Moreover, while the move toward a robust pay-for-performance culture will likely persist, with significant weighting of performance-based compensation, the imposition of mandatory clawbacks might raise concerns among management. The influence of institutional investors, proxy advisors and other stakeholders can be expected to continue to push compensation to heavily performance-based vehicles. However, boards may need to consider the potential risk to executives of the nondiscretionary, blunt clawback instrument in determining compensation design and weighting of performance-based vehicles.
Pay vs. performance: New proxy tables
At the same time, the Dodd-Frank pay vs. performance disclosure required under new Item 402(v) of Regulation S-K adds additional tabular disclosure to the extensive compensation proxy statement disclosure, focusing on “compensation actually paid,” distinct from the Summary Compensation Table compensation and commonly applied “realizable” pay calculations. For most practitioners, this introduces a new methodology for evaluating compensation, with measurement time frames different from those currently used, and instituting an average for NEO compensation. Given the technical disclosure requirements, extensive additional narrative disclosure — and possibly alternative calculations intended to demonstrate the pay vs. performance link — may be needed to provide additional context for what may appear as a pay vs. performance disconnect in these tables.
It is possible that the additional disclosure ultimately will not impact the compensation process in a meaningful way, similar to the CEO pay ratio disclosure. Still, it will likely further focus discussion around “realized” and “realizable” pay, increase the prominence of NEO pay and require boards to take a closer look at the key performance metrics used in their executive compensation programs.
In turning its focus back to finalizing these Dodd-Frank provisions, the SEC understandably has looked to close a significant chapter in the development of key compensation and governance practices. Given today’s market, however, the implementation of these two provisions feels “late to the party” at best. At worst, it potentially restricts boards’ ability to make decisions tailored to circumstances, complicating the tying of pay to performance and the focus on holding executives accountable for their actions.
Michelle Garrett has extensive experience advising clients on the legal, tax and regulatory aspects of designing and implementing employment agreements, severance and change-in-control arrangements, and incentive compensation programs, as well as executive compensation matters in connection with mergers and acquisitions, securities offerings, and other business transactions.

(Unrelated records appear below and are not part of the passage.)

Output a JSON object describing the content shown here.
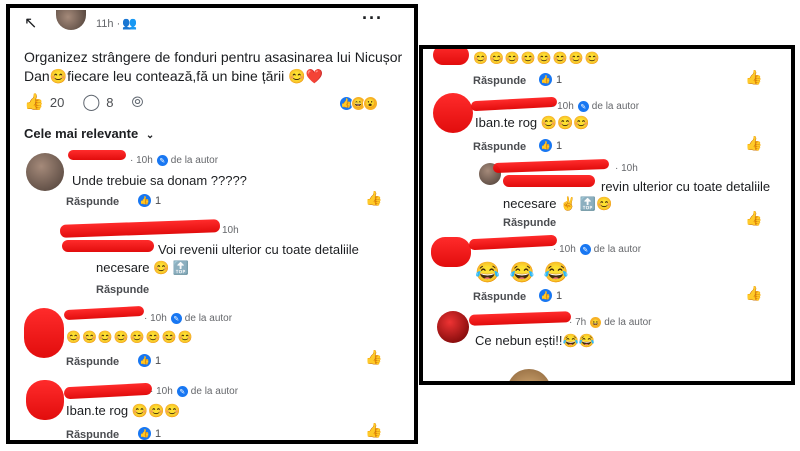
{
  "post": {
    "time": "11h ·",
    "text": "Organizez strângere de fonduri pentru asasinarea lui Nicușor Dan😊fiecare leu contează,fă un bine țării 😊❤️",
    "likes": "20",
    "comments": "8",
    "sort_label": "Cele mai relevante",
    "reaction_emojis": [
      "👍",
      "😄",
      "😮"
    ]
  },
  "labels": {
    "reply": "Răspunde",
    "author_tag": "de la autor"
  },
  "left_comments": [
    {
      "time": "10h",
      "text": "Unde trebuie sa donam ?????",
      "likes": "1"
    },
    {
      "time": "10h",
      "text": "Voi revenii ulterior cu toate detaliile",
      "text2": "necesare 😊 🔝",
      "likes": ""
    },
    {
      "time": "10h",
      "text": "😊😊😊😊😊😊😊😊",
      "likes": "1"
    },
    {
      "time": "10h",
      "text": "Iban.te rog 😊😊😊",
      "likes": "1"
    }
  ],
  "right_comments": [
    {
      "time": "",
      "text": "😊😊😊😊😊😊😊😊",
      "likes": "1"
    },
    {
      "time": "10h",
      "text": "Iban.te rog 😊😊😊",
      "likes": "1"
    },
    {
      "time": "10h",
      "text": "revin ulterior cu toate detaliile",
      "text2": "necesare ✌️ 🔝😊",
      "likes": ""
    },
    {
      "time": "10h",
      "text": "😂 😂 😂",
      "likes": "1"
    },
    {
      "time": "7h",
      "text": "Ce nebun ești!!😂😂",
      "likes": ""
    }
  ],
  "colors": {
    "accent": "#1877f2",
    "redact": "#ff1a1a"
  }
}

Prior to joining Semler Brossy, Michelle was an attorney in the Executive Compensation & Benefits department at Cravath, Swaine & Moore LLP.
She received her J.D. from Columbia Law School, where she was a Harlan Fiske Stone Scholar, and her B.A. magna cum laude from Columbia College.